Ilyin-Zhenevsky promoted chess as an educational vehicle for developing tactical and strategical comprehension during military training, and, within the Soviet Union, he was the main person responsible for the spreading of the idea of chess as a way to teach the basics of scientific and rational thought.
The first Soviet Championship in 1920 and the 1933 match Mikhail Botvinnik – Salo Flohr were organized by Ilyin-Zhenevsky. He won the championship of the Leningrad three times, in 1925 (jointly), 1926, and 1929. In 1925, he won a game against Capablanca with a stunning Q-sacrifice, thus becoming one of only a handful of players to have ever achieved an even score (+1 =0 −1) against the Cuban grandmaster.
A variation of the Dutch Defense, characterized by the moves 1.d4 f5 2.c4 Nf6 3.g3 e6 4.Bg2 Be7 5.Nf3 0-0 6.0-0 d6 7.Nc3 Qe8, is named after him.
Alas, because of his association with many “enemies of the State” Ilyin-Zhenevsky himself suffered persecution in the Joseph Stalin era.

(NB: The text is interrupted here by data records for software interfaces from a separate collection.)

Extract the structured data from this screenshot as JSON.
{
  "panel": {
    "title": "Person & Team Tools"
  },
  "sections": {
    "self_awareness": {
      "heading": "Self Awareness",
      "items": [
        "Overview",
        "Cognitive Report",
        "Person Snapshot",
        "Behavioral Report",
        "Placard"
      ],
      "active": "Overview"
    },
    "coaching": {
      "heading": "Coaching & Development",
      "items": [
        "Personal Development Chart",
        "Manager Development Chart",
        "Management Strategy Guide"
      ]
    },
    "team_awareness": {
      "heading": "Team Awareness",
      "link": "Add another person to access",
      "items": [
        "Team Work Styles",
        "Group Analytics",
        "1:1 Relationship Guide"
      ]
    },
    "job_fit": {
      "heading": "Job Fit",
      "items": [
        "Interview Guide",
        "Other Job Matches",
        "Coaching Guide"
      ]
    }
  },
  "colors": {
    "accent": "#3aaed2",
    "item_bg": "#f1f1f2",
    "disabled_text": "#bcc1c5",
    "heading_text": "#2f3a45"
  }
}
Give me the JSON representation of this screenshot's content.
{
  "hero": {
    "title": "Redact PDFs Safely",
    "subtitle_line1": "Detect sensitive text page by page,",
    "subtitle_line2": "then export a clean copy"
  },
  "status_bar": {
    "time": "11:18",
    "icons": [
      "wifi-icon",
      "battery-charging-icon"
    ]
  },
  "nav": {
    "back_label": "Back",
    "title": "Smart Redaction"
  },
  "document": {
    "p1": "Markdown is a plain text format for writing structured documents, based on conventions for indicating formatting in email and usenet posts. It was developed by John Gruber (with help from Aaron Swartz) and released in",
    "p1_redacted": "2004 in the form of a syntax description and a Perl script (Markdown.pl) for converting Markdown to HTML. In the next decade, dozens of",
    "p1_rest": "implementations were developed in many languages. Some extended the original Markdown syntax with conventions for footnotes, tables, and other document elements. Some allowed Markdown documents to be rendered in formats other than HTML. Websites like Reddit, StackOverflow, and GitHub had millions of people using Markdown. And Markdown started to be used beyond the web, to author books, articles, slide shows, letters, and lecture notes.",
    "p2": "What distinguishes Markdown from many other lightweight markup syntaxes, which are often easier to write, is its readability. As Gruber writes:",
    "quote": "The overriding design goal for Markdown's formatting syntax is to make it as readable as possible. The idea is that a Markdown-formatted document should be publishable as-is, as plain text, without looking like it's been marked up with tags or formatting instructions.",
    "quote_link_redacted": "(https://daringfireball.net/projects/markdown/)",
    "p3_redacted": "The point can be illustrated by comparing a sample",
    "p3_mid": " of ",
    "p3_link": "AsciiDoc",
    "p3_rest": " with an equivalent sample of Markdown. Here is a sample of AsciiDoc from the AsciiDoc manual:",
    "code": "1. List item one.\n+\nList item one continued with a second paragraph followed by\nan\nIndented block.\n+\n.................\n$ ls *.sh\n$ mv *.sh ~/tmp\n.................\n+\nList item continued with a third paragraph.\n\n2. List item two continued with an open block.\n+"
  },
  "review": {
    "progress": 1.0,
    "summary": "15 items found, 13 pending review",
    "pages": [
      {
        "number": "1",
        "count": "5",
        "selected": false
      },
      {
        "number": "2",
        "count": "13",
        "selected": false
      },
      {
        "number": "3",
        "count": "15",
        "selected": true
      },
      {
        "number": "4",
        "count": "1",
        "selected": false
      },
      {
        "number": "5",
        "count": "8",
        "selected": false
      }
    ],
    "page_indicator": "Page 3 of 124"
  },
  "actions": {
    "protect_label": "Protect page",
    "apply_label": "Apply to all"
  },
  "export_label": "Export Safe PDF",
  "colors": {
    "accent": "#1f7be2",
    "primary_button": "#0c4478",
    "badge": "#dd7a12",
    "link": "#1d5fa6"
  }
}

According to Botvinnik (himself described by David Bronstein as a “good Communist”) and official sources, he died in a Nazi air raid on Lake Ladoga on a ship during the siege of Leningrad. Others believe that he fell victim to the Great Purge along with the majority of the Old Guard of revolutionists.
Ilyin-Zhenevsky was also involved in a curious crackdown on vegetarians by Lenin.
See the Soviet site e3e5 for an interesting article on Ilyin-Zhenevsky.